The catharsis that comes from putting pen to paper is indescribable. It seems, however, that the last few things I’ve written that truly came from the heart were in response to the passing of someone we knew. I’m not happy about that, but I don’t know how to react other than to get my thoughts down in writing as an attempt to give them some degree of permanence.
The relationships we create and foster in our lives influence us in a myriad of ways that we may not see or realize until later. I would like to share with you, dear reader, the little that I knew of a great guy who lost his battle with cancer today.
I met my wife in Florida in the early 2000s. When we started dating, her best friend Laura had been married for several years to her husband Shawn. As the natural progression goes among friends, we set up a double date so I could meet Shawn.
From that first double-date, I found Shawn to be a quiet, no-nonsense guy and I liked him. I liked the fact that he didn’t beat around the bush and said exactly what he thought, measuring his words carefully. Luckily for me, we got along right away and that made it easier for us to hang out pretty regularly. Grilling out at the house, eating out at restaurants around the Jacksonville area, and family events, we saw each other pretty regularly for several years.
Shawn served with the Clay County Sheriff’s Department for nearly twenty years in countless positions to include homicide detective, child crimes investigator, regular patrol, SWAT commander, and supervisory lieutenant. During the time that we were hanging out together frequently, Shawn invited me to his “office” several times. It was obvious to me that he loved what he did as a career, and he felt that he was truly making a difference in the Clay County community (judging by the outpouring of support on social media, it would appear that same community reciprocates that feeling).
Over one of our joint family dinners one Saturday night, he asked me out-of-the-blue if I would be interested in attending an autopsy with him in the morning; a young man had committed suicide and although the cause of death was pretty obvious, he still needed to check the box as a homicide detective and close the case officially. Realizing that I would most likely never be asked that question again unless I myself went into law enforcement, I said yes. In addition to the autopsies that morning (we ended up observing several), he asked me to ride shotgun on a couple “ride-alongs” with him.

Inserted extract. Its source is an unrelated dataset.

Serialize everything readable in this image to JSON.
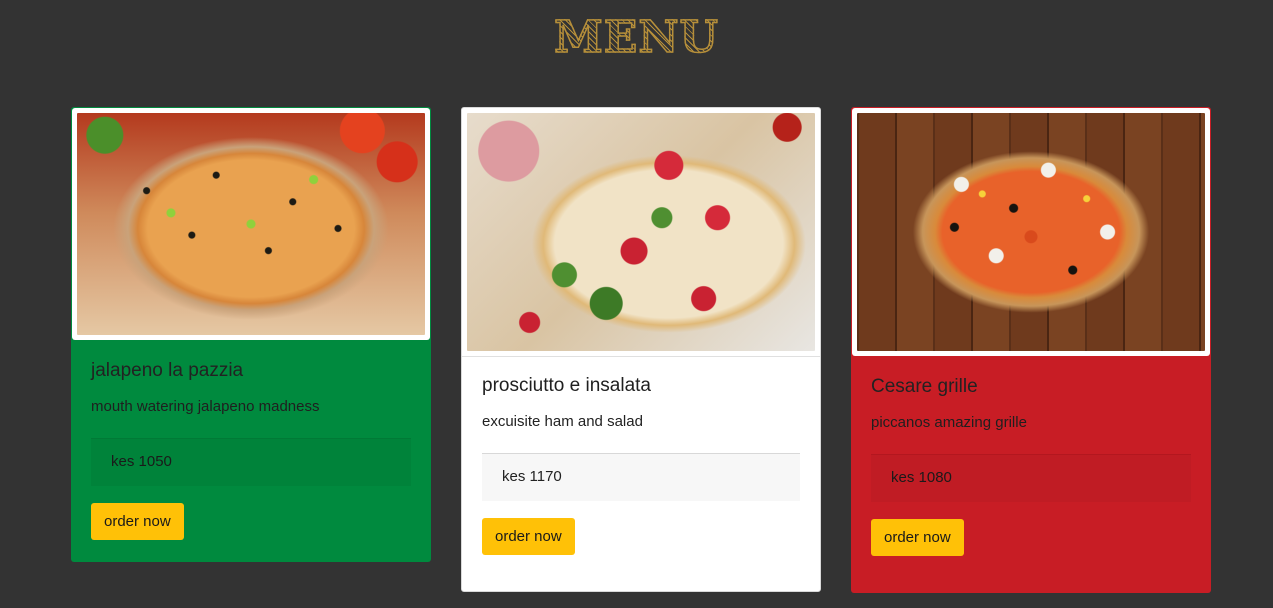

Once again, as a guy not in law enforcement at the time, I was fascinated and felt honored that he thought enough of me to invite me with him to work. From domestic violence calls, high speed chases, cocaine busts, and even some teenagers with marijuana, the two shifts that I accompanied Shawn were needless to say, very interesting. Even during some high-stress situations, Shawn was as cool as a cucumber, maintaining that soft-spoken demeanor. I was impressed, no doubt about it.
When my wife and I got married, Shawn spent all evening at our wedding video-recording the events, asking guests for little snippets about my wife and I, and every so often he would slow down long enough to hang with Laura and enjoy the wedding himself. Looking through our pictures today, it’s not surprising at all that he didn’t take center stage in our wedding, as you can see in the pictures posted here. He always struck me as a “doer”, not a “talker”.
Eventually, my job took us out of the state of Florida and transplanted us to Arizona. As it so often happens in long distance relationships (and even more so among guys I guess), the communications became less and less, although on subsequent visits back to Florida, we would see each other and enjoy some food and drinks together. He would ask how my work was treating me and I would ask the same.
Shawn was a fighter and put others first, both in work AND life. One of the first things he did when we visited him at the hospital in Arizona was to ask Laura to get us all some water. As he was in his hospital bed and dealing with the aggressive cancer, he wanted US to be comfortable.
Very rarely does one get a chance to say the words to someone that they want to before they’re gone. I know in my case, I have never had the opportunity. Although Shawn drifted in and out of lucidity when we saw him yesterday, I was fortunate enough to tell him how much his advice and long distance friendship had meant to me. I was able to thank him for his input on my career choices and letting me tag along with him. Although he and I didn’t have anywhere near the level of friendship that my wife and Laura do (lifelong best friends, those two), his loss will be felt for a very long time.